───── GIVEN INFORMATION ─────
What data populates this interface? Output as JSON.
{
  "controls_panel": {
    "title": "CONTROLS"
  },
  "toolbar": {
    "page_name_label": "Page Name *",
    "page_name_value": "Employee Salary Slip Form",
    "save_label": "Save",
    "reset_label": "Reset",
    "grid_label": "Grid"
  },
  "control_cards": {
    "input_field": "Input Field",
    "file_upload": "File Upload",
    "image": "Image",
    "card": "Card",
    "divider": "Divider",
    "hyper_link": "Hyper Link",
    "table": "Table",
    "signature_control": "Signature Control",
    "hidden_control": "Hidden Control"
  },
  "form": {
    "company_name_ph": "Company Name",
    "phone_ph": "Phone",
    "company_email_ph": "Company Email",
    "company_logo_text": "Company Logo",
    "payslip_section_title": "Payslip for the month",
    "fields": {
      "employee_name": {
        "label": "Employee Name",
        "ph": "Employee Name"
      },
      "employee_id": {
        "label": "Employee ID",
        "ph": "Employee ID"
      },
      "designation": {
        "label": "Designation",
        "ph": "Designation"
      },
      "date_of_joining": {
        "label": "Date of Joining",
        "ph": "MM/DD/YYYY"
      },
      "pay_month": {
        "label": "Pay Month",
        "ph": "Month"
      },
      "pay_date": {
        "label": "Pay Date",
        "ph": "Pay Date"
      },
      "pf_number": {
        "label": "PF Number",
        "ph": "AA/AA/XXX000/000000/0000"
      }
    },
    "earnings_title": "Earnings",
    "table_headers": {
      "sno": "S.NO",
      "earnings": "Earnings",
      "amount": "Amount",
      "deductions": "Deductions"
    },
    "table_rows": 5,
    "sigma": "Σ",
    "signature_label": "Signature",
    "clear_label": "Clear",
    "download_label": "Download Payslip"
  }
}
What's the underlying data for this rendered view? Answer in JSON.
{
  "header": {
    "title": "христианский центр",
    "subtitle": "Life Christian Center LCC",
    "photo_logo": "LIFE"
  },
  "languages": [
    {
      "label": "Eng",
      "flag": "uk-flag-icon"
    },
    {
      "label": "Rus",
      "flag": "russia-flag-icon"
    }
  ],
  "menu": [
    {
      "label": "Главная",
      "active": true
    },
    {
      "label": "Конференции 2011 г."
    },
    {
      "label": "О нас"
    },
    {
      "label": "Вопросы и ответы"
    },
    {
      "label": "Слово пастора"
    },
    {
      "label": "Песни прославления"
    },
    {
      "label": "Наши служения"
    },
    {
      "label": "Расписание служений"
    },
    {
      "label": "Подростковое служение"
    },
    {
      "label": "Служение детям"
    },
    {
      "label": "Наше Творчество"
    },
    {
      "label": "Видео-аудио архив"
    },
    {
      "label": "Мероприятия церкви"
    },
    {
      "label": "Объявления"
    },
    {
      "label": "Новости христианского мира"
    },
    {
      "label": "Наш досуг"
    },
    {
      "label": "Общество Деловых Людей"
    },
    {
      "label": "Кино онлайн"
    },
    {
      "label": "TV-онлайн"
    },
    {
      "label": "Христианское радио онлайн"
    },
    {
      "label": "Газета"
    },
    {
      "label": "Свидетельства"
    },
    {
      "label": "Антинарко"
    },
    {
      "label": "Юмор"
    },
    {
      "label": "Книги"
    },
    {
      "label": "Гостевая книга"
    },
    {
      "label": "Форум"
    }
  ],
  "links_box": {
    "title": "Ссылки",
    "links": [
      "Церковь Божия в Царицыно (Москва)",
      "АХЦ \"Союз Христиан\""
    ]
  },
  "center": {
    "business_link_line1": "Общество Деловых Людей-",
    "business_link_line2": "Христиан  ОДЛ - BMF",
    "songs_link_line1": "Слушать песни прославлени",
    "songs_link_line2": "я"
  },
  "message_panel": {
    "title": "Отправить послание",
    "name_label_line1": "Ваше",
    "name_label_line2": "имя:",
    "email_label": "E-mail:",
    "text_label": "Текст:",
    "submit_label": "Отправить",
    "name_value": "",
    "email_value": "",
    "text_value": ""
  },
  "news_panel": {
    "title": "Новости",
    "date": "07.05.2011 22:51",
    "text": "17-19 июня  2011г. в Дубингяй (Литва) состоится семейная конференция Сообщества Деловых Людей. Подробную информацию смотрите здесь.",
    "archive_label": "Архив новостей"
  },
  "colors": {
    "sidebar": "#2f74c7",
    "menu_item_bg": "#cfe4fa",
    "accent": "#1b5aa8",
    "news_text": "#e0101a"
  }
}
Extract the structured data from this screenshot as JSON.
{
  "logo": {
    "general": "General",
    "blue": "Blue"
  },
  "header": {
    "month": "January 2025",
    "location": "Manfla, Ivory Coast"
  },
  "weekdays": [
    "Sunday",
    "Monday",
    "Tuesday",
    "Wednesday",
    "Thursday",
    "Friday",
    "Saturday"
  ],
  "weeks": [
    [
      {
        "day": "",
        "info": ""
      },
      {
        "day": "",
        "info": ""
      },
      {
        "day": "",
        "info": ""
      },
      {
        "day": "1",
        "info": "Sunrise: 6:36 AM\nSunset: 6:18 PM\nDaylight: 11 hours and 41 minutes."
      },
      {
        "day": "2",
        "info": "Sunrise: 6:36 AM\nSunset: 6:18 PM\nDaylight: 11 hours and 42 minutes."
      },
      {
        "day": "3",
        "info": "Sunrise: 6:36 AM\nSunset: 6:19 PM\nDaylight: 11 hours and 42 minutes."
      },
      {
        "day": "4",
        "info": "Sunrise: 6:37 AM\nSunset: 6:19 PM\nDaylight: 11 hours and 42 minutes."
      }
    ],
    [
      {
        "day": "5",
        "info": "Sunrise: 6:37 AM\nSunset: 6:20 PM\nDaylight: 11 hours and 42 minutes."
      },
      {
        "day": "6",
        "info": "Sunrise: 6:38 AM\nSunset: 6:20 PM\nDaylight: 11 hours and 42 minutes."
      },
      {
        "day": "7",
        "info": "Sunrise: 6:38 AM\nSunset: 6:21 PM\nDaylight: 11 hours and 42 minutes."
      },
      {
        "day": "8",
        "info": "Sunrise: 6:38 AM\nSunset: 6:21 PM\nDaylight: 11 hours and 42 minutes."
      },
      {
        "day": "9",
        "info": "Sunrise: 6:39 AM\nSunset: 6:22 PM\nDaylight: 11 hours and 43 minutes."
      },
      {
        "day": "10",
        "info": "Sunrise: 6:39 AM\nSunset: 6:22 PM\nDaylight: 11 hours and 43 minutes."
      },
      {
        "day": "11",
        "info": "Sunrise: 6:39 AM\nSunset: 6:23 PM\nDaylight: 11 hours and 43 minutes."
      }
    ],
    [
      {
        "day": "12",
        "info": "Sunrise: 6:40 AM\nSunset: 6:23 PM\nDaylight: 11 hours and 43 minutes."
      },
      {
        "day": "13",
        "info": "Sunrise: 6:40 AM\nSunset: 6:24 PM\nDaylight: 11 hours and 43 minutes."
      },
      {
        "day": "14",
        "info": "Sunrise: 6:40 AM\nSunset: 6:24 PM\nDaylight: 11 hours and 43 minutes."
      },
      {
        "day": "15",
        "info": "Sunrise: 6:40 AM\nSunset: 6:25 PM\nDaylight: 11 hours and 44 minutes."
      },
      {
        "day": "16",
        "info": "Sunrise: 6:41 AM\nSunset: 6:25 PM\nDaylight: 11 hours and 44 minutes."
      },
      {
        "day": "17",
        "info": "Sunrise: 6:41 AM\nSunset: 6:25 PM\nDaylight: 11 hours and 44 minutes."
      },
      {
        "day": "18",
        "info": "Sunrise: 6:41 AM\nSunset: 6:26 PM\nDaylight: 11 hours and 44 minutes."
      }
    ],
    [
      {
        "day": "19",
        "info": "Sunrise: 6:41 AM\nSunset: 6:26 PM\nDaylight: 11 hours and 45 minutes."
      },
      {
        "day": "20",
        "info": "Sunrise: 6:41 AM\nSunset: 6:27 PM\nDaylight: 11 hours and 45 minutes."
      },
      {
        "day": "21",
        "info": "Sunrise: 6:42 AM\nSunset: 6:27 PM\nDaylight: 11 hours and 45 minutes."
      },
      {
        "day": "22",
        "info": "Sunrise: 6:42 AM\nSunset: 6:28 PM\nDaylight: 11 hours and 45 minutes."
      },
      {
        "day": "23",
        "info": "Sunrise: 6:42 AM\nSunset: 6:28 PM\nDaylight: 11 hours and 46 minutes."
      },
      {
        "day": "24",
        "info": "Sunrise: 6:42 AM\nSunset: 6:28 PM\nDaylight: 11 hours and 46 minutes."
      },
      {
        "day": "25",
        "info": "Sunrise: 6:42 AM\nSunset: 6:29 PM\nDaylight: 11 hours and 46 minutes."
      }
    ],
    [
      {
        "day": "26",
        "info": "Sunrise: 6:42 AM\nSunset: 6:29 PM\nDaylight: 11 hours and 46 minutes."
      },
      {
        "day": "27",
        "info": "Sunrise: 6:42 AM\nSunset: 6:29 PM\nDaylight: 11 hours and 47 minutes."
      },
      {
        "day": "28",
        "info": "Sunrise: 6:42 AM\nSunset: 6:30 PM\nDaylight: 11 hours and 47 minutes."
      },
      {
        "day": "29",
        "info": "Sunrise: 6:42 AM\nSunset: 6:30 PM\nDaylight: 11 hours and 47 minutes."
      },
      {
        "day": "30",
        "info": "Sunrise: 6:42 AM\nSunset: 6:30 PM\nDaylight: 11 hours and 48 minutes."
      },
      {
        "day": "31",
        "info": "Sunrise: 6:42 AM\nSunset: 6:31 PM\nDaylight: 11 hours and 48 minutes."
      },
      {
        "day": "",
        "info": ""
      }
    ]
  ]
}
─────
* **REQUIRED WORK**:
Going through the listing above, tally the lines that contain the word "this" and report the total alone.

* **OUTPUT OF THE TASK**:
3